The Tennis Pavilion is also reported to be the very first indoor tennis facility built west of the Mississippi River.[6]

Room descriptions[edit]

The mansion has 33,123 square feet (3,077.2 m2) of floor space, with fourteen rooms on the first floor and seven bedrooms with dressing rooms, suites and baths and a sitting room on the second floor. [3]

Dining Room

This Georgian style room is more than 250 years old. The paneling is knotty pine, which was sent from Colonial America to England where it was made into this dignified paneled room, then later installed in the mansion. There is a Waterford chandelier, which hangs from the center of the ceiling and compliments the original dining room chairs. The dining room chairs were carved from the beams of a house built in Santo Domingo in 1509. There is also a painting on the north wall by Hudson River Valley artist Albert Bierstadt.[3]

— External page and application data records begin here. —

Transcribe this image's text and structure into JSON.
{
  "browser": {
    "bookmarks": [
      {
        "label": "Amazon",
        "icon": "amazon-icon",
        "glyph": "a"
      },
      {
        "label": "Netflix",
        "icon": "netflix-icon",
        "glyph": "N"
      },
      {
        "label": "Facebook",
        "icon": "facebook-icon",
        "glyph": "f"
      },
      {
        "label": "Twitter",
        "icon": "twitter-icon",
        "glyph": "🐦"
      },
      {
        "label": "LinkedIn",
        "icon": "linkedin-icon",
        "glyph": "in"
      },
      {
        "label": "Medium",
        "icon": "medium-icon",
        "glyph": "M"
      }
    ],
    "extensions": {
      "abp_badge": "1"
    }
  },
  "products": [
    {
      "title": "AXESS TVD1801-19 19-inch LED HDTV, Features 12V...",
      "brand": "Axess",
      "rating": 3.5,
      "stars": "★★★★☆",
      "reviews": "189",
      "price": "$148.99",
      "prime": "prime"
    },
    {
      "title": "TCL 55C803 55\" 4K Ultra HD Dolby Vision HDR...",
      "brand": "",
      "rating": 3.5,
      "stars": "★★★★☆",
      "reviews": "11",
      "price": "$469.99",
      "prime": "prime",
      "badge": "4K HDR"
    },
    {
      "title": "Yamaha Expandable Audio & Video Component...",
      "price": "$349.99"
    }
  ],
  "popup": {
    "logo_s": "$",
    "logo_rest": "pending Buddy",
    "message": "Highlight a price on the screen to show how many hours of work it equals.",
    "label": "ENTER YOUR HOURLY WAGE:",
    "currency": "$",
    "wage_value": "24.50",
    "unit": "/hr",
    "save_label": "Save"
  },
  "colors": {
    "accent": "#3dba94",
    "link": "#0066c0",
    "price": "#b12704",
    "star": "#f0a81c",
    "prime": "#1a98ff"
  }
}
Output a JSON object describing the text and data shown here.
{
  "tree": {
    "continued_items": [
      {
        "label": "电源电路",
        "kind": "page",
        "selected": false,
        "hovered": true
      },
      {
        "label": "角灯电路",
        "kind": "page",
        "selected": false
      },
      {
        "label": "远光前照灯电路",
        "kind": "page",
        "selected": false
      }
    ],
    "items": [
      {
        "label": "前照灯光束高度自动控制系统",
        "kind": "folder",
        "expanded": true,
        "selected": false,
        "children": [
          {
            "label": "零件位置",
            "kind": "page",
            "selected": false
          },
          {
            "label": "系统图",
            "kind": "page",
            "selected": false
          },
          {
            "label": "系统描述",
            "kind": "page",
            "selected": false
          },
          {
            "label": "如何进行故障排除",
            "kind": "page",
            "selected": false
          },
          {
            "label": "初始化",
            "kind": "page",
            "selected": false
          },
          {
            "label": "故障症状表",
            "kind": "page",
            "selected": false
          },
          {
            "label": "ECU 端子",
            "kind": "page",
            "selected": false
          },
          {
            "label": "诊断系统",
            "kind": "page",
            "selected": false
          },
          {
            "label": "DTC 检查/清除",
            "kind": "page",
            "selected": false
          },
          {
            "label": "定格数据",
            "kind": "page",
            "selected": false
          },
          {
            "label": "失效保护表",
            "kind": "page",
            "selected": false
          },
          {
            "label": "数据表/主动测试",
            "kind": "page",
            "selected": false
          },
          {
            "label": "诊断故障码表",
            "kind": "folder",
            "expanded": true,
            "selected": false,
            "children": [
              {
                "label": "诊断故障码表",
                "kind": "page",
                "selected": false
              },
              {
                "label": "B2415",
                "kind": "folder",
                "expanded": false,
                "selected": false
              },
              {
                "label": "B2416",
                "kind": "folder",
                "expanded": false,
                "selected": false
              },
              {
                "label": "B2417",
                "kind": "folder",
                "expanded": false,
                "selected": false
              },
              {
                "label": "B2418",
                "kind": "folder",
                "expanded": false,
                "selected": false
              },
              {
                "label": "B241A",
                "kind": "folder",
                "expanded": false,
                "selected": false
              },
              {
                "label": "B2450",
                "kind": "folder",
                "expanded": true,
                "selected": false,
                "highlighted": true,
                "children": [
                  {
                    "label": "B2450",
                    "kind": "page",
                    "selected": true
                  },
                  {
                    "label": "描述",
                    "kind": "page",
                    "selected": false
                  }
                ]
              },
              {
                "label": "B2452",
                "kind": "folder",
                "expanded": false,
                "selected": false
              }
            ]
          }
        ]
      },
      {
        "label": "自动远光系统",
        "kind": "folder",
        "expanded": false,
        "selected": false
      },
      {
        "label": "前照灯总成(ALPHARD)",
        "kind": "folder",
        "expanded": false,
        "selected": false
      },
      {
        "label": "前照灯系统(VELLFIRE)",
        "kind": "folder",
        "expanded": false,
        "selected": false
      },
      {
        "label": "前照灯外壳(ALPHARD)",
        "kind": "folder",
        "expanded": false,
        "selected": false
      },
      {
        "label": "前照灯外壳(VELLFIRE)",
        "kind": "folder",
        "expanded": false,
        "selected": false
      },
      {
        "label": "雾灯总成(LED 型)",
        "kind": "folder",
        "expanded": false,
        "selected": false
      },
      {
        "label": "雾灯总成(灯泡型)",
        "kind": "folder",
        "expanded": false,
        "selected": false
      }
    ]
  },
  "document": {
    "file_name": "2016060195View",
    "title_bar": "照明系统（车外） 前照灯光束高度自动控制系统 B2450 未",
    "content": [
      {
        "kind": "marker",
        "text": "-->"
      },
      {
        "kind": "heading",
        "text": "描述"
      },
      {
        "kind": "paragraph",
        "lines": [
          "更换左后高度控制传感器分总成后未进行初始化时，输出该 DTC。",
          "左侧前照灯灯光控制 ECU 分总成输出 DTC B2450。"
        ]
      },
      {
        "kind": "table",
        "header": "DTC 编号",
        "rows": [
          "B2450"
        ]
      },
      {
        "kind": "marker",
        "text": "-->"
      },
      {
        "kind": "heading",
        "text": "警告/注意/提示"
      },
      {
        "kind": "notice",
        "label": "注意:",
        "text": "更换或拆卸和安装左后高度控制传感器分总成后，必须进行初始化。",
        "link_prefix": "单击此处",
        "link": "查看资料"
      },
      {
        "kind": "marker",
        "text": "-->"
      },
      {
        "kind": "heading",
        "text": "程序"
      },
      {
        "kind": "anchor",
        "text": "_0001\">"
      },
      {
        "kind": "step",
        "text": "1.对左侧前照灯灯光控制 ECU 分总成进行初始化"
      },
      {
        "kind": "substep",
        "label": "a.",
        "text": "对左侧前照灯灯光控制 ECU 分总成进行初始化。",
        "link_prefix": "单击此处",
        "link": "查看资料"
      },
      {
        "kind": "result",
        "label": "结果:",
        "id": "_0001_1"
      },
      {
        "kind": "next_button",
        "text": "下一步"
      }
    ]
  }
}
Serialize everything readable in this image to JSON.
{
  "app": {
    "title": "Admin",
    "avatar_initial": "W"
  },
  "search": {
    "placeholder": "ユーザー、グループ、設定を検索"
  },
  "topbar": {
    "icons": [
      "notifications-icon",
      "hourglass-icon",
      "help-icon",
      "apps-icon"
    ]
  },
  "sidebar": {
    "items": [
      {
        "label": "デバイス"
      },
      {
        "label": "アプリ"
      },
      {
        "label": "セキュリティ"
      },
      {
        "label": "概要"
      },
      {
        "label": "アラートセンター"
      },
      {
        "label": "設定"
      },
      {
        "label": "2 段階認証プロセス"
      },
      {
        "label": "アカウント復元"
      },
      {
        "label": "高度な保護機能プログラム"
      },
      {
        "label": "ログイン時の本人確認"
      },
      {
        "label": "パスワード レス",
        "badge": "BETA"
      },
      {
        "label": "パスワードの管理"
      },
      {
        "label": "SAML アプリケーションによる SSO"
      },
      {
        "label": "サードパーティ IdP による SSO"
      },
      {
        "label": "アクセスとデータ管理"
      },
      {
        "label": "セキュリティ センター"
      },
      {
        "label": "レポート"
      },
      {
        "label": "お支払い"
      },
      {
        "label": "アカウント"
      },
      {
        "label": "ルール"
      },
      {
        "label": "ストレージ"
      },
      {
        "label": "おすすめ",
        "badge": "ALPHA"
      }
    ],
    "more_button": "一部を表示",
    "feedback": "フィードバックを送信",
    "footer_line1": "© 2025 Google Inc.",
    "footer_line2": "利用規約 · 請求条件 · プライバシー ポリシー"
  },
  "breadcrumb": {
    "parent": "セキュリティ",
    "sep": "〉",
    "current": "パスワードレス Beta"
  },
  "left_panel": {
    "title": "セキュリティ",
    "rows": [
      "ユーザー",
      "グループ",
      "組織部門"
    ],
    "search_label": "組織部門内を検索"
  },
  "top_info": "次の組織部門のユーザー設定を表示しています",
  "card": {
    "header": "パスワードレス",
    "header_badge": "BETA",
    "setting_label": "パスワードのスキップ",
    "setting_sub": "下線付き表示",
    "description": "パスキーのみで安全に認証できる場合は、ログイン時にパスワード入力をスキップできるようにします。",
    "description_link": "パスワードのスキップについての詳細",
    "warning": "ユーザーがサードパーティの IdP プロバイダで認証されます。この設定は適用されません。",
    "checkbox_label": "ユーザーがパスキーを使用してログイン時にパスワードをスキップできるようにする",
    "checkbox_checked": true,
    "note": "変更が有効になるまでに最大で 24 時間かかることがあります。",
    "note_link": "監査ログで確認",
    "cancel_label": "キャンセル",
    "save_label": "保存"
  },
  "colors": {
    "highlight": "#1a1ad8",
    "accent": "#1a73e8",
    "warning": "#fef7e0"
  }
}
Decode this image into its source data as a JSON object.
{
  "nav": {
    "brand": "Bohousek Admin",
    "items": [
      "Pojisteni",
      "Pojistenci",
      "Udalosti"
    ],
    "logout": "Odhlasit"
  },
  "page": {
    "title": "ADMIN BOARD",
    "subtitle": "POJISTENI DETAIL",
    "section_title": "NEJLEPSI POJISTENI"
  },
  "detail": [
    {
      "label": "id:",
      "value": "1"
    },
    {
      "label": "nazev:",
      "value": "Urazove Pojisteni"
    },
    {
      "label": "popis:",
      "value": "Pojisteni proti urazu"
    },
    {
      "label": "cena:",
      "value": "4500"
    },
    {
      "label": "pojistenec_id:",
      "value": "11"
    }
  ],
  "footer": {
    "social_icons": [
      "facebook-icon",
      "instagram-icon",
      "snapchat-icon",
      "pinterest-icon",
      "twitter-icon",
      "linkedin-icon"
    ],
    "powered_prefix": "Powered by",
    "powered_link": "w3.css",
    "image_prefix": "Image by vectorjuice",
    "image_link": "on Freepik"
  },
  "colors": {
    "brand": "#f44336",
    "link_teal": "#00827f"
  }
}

Billiard Room

The oak walls in this room are from England and are almost 400 years old. There are hidden panels in this Jacobean room, which were used for storing billiard balls and cues. The ceiling depicts an illustration of the War of Roses.[3]

Living Room

This 1,000-square-foot (93 m2) room has Austrian oak paneling and a carving of a bald eagle over the fireplace. The chandeliers are Sheffield Sterling, and the carving over the hall door portrays the Phipps' family crest.[3]


There is a limewood carving over the fireplace, in the spirit of Gringling Gibbons, and was commissioned by the Phipps family. Many first editions and volumes from all over the world line the walls of this library.[3]


The grand staircase features a banister created by Burkhardt Steel of Denver. Andrew Carnegie presented the massive Swiss grandfather clock, located at the top of the staircase, to Lawrence Cowle Phipps as a gift.[3]


The foyer contains the original organ that was placed in the alcove. The device that ran the organ was located in a room directly underneath the foyer and the pipes ran upward behind the tapestries.[3]

Return to private use[edit]

As of April 2010, the mansion sold to Denver philanthropist Tim Gill and his husband, Scott Miller. They plan to renovate the kitchen and perform much-needed maintenance, while still maintaining some of the classic elements of the mansion. They also hope to embellish the garden, and keep the landscaping luxurious.[7] Proceeds from the sale of the Phipps Mansion, which is valued at more than $9 million, will be added to an existing Phipps endowment at the University of Denver.[8]


  1. ^ Bretz, James (2005). The mansions of Denver: the vintage years. Pruett Publishing. p. 106. ISBN 978-0-87108-937-3.
  2. ^ a b c Fisher, Steve (2009). University Park and South Denver. Arcadia Publishing. p. 80. ISBN 978-0-7385-6901-7.
  3. ^ a b c d e f g h i j Lawrence C. Phipps Memorial Conference Center home page, Archived from the original on May 28, 2010
  4. ^ a b Lawrence C. Phipps Memorial Conference Center history, Archived from the original on June 20, 2010
  5. ^ Belcaro history, Leonard, Leonard & Associates
  6. ^ Davidson, Joanne; JSG Designer Showcase, Denver Post, May 20,2008.
  7. ^ Jackson, Margaret (21 April 2010). "Activist Gill, husband buying Phipps residence". Denver Post.
  8. ^

Coordinates: 39°42′04″N 104°56′51″W / 39.70108°N 104.94755°W / 39.70108; -104.94755